> _Entries from a dataset of interfaces_:
——————

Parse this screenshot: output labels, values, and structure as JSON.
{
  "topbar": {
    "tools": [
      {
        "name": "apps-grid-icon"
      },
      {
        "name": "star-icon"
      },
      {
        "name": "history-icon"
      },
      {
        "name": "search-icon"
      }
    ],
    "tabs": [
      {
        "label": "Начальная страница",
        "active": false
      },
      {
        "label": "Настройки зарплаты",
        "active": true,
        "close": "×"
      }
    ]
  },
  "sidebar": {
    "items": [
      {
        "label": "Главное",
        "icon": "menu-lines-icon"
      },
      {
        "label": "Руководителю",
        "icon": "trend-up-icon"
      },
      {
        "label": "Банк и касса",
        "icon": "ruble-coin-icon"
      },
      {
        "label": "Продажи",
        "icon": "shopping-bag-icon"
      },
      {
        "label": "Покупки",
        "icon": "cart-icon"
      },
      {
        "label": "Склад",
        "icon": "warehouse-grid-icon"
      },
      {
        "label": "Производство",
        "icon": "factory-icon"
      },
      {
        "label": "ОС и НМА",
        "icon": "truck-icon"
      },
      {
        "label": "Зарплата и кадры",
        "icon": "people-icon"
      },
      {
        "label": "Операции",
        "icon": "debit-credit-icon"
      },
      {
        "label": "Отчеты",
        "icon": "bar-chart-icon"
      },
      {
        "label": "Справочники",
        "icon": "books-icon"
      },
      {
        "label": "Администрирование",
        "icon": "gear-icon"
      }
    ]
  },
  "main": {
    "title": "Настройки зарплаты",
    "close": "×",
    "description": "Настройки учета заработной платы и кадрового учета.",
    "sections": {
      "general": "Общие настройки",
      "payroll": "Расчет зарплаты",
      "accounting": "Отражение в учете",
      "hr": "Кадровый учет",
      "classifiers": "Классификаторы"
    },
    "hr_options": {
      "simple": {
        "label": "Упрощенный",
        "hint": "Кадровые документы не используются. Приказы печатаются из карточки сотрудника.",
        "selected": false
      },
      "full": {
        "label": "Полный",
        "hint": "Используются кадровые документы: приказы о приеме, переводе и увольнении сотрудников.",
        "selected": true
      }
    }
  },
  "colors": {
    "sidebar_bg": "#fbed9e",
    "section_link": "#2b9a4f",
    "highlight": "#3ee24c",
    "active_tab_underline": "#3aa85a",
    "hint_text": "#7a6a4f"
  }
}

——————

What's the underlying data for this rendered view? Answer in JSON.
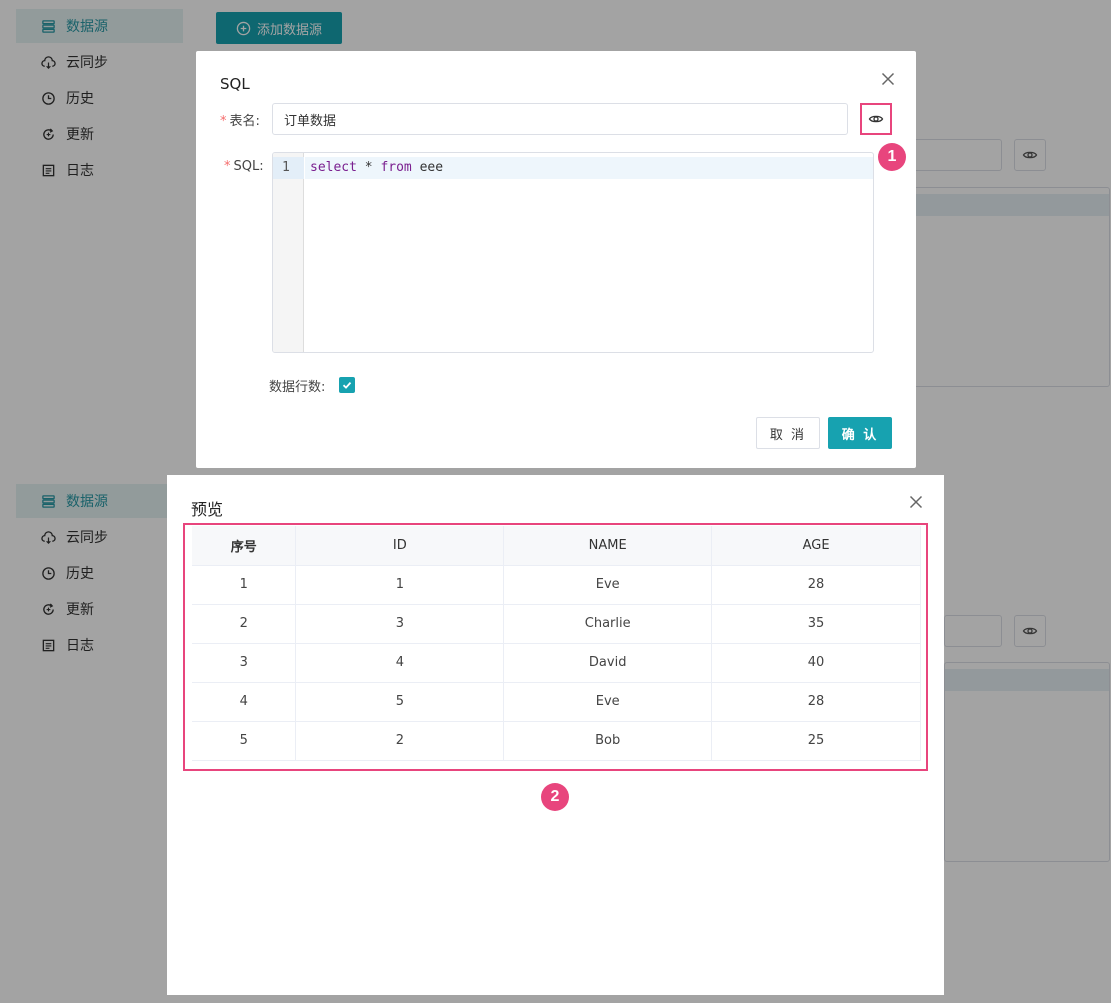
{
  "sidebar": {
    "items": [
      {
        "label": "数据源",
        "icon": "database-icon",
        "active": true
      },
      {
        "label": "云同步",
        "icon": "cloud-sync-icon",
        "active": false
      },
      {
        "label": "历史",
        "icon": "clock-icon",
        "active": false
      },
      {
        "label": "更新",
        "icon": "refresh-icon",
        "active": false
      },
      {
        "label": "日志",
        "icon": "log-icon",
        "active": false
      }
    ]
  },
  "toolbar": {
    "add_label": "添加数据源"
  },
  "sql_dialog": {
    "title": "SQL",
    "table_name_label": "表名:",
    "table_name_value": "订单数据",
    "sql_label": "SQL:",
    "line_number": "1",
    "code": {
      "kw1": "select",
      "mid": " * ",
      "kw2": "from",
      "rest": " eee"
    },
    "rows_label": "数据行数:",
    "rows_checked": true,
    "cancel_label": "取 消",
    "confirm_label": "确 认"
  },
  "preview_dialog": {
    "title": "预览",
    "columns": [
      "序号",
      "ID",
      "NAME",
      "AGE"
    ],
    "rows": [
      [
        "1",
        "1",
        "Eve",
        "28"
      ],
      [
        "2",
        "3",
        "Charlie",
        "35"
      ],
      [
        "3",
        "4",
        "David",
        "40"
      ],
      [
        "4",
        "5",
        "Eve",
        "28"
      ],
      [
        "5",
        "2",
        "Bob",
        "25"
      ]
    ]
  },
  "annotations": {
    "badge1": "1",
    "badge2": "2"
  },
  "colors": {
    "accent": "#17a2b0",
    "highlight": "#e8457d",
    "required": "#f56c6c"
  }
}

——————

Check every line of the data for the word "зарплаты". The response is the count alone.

3